Coolidge:  Certainly there’s a long list of things we need…but at the end of the day I recall all our conversations about the franchise agreement…over and over…almost all my colleagues spoke to the fact that they were were doing this because of the impacts the trucks have on the roads and the roads had been neglected…personally I’d like to see it [the franchise revenues] locked up forever…the problem we get into is when funds aren’t locked up...[makes a motion to dedicate the entire amount toward “the roads”]…”for the period of the first year…”

Here I had a problem – for the first year?  Sounds like a trick! Luckily Morgan moved in with a “friendly amendment.” 

Sean: I absolutely agree with the fear is if we only do it for a year…we’ll be whacking the mole, we never end up getting anything…I would support your motion but I’d rather see it all go into road capital for a period of 5 years.

Then Sorensen tried to address another concern of mine – what fund are we talking about? There seems to be a road fund, a capital improvements fund – I haven’t been to the meetings lately, and they’ve changed everything.

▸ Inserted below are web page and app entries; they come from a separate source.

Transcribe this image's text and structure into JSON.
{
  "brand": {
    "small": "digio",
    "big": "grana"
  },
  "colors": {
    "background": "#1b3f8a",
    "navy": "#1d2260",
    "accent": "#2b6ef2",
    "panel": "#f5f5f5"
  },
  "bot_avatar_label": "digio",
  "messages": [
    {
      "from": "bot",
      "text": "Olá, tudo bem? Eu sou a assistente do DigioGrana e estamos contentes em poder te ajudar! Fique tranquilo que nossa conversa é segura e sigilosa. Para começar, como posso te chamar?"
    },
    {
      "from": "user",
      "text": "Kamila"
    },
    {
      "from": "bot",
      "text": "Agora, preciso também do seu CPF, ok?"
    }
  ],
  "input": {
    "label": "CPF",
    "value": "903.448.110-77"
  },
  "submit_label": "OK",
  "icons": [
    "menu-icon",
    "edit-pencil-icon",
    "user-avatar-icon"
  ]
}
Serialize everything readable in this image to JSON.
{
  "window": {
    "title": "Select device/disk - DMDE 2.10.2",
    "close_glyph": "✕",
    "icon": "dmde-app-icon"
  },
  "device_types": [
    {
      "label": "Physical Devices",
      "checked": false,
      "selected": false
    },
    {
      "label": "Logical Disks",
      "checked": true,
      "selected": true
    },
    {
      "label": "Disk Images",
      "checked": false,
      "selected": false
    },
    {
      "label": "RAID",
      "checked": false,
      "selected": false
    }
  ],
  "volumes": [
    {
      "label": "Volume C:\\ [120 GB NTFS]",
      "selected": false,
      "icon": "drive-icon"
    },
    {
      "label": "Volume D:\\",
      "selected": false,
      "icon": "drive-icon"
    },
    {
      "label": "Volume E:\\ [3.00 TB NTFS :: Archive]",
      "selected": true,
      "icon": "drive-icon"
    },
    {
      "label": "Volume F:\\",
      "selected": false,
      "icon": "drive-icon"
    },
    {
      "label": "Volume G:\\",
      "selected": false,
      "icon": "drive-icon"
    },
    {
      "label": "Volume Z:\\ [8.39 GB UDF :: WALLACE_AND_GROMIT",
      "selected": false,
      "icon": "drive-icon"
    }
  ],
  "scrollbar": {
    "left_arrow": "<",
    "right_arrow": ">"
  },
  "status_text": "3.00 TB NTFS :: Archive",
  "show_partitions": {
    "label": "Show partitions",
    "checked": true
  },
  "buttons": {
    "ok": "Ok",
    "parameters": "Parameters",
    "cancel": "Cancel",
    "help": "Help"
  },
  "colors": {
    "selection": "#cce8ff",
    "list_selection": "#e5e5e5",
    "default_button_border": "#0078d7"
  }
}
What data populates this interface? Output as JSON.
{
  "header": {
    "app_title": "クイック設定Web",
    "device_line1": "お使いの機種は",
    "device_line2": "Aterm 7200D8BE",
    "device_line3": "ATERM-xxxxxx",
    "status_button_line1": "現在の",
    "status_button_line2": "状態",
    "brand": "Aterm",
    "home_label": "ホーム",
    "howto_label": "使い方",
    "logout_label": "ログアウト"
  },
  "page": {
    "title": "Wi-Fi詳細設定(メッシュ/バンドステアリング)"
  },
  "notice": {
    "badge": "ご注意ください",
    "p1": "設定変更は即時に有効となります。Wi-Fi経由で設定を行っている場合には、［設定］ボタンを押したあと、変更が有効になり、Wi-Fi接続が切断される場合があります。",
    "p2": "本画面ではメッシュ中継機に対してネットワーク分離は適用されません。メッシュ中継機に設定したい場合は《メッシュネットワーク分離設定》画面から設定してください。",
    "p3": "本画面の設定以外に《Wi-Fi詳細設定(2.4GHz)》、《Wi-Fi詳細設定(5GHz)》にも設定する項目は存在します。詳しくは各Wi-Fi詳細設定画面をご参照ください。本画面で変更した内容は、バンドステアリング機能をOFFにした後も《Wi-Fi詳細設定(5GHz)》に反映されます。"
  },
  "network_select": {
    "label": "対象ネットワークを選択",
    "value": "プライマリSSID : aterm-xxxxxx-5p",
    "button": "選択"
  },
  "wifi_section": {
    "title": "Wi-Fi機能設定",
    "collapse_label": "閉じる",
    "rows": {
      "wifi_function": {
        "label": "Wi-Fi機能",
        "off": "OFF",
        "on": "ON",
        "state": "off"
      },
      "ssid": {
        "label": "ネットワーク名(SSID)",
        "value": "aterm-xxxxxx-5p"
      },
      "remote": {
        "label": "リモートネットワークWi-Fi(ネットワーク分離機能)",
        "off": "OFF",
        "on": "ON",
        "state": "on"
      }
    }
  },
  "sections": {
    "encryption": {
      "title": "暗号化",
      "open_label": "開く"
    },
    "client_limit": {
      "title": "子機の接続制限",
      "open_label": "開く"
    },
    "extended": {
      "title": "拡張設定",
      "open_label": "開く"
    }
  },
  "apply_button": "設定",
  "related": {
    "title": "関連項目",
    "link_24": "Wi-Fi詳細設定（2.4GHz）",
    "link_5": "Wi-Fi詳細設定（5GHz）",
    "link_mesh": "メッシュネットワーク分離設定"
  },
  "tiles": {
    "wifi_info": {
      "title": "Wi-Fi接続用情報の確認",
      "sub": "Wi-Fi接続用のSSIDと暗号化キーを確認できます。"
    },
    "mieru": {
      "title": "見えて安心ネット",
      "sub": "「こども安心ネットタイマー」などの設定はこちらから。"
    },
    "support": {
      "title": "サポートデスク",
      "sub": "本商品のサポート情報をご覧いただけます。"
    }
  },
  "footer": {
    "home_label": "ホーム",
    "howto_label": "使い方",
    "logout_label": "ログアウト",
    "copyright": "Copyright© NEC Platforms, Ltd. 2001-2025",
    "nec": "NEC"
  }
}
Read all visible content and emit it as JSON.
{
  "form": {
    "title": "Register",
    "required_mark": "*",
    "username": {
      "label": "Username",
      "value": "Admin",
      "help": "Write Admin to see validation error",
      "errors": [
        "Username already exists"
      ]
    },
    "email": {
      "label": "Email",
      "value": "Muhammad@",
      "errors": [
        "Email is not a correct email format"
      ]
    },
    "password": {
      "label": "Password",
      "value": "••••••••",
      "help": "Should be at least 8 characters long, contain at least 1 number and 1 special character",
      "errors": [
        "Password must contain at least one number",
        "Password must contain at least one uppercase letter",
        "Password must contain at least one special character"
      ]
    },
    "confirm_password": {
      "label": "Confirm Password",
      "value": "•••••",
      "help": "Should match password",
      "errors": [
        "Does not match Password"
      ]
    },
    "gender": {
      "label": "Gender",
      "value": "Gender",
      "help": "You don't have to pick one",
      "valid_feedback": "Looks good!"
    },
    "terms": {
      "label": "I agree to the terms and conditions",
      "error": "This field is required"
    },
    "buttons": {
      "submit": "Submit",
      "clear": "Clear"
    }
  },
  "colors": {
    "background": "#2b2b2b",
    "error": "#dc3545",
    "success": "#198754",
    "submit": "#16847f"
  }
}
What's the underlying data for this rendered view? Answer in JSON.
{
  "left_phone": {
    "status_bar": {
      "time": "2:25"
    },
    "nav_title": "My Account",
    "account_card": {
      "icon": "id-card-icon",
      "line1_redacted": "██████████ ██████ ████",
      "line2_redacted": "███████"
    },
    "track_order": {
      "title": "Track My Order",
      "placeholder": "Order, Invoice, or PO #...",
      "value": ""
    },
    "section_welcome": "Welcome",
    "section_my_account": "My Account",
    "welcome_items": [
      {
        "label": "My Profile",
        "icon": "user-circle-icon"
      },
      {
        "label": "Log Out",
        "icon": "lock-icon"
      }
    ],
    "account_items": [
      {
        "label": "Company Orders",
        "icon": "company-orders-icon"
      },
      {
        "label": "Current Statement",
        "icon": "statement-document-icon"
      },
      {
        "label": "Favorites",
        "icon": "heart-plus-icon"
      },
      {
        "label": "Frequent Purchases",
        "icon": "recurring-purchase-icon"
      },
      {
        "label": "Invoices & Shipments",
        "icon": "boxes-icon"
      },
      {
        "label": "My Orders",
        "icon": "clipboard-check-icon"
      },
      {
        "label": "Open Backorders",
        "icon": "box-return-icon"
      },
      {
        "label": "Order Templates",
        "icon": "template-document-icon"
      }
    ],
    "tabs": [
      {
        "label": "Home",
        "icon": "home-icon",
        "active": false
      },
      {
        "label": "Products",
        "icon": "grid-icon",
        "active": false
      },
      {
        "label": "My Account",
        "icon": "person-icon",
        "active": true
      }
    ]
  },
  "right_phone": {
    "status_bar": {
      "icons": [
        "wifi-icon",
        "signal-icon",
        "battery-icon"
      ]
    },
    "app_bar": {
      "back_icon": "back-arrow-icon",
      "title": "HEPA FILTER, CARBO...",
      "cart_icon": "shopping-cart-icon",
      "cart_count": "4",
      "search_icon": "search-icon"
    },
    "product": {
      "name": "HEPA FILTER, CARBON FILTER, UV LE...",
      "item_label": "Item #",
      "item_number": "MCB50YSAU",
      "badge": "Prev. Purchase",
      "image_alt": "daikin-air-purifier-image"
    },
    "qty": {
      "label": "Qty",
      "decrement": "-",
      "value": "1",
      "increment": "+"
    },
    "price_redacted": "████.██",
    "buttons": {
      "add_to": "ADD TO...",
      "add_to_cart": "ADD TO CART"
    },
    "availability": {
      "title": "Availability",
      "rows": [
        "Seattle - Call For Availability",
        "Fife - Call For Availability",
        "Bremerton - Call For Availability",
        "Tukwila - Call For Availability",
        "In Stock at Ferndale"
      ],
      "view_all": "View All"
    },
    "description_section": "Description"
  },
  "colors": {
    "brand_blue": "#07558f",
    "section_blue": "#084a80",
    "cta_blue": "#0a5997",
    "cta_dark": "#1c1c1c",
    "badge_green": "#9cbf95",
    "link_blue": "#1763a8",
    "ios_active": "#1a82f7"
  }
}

Sorensen: I was going to add, it’s not clear, is it capitol or road maintenance he wants? [if] we can’t lock it in, we could vote to change it in two months…we should take it up as a budget item…

Morgan seems to agree with Sorensen, but poo-poos his concern about the possibility of an overturn of the decision. Morgan said he wanted the money “earmarked” so it wouldn’t “just end up in the General Fund,” where it can be spent with little or no restriction as to purpose. 

So, what’s the legal term here, earmarked? Dedicated? This is never explained fully to the public, and that’s how they get away with moving this money like carnival barkers.

But Morgan opined that any council member(s) who tried to overturn this decision “would have to stand up to the community…”

Ooooo, you’re scarin’ me now!


So I don’t really understand the motion they eventually made, I guess I will have to look at it when Her Royal Clerk posts the minutes on the website. They seemed to be saying both the capital and road funds, but they seemed as confused as I was. Presson didn’t read anything back, she just called for the vote. I don’t know if that’s appropriate – it sure doesn’t give anybody a chance to ask about the motion, whether they understand it or not, and I’m telling you, these people are not the sharpest pencils in the box. The clerk has made mistakes before – the most expensive being the motion that first passed for the scrap yard – and the council seem to follow with their noses to her behind without thinking about stuff.

The motion passed with Ory absent, and Schwab and Stone dissenting. 

League of Women Voters to host forum regarding economic impacts of Oroville Dam – open to the public

6 Sep

 League of Women Voters of Butte County Forum

Economic Impact of the Oroville Dam: Past-Present-Future 

Saturday, September 16th  9am to 1pm  

Southside Oroville Community Center  

2959 Lower Wyandotte Rd, Oroville

for more information go to


Robert Marbut fails to address a public sector that looks at “the homeless” as cash cows

5 Sep

Yesterday an old post got an unusual amount of traffic.

Reading this morning’s paper, I see why –

Here’s the article from last year –

I don’t think any of the agencies here took Marbut very seriously. This is what Marbut failed to address – a public sector that looks at these people like cash cows. 


What do the Ponderosa Fire and yesterday’s midday Downtown robbery have in common? You got it – the “homeless”

2 Sep

When I saw the news stories about these two incidents, I immediately typed the suspects’ names into the Butte County Superior Court “Smart Search”.  

Ponderosa Fire suspect John Ballenger was arrested in 2009 for illegal camping, arrested since for weapon, dui, hit-and-run, etc.

Downtown robbery suspect Ethan Young has been arrested numerous times, including failure to obey domestic violence order.

Both of these men have an extensive history with local law enforcement, but have been released repeatedly by the court.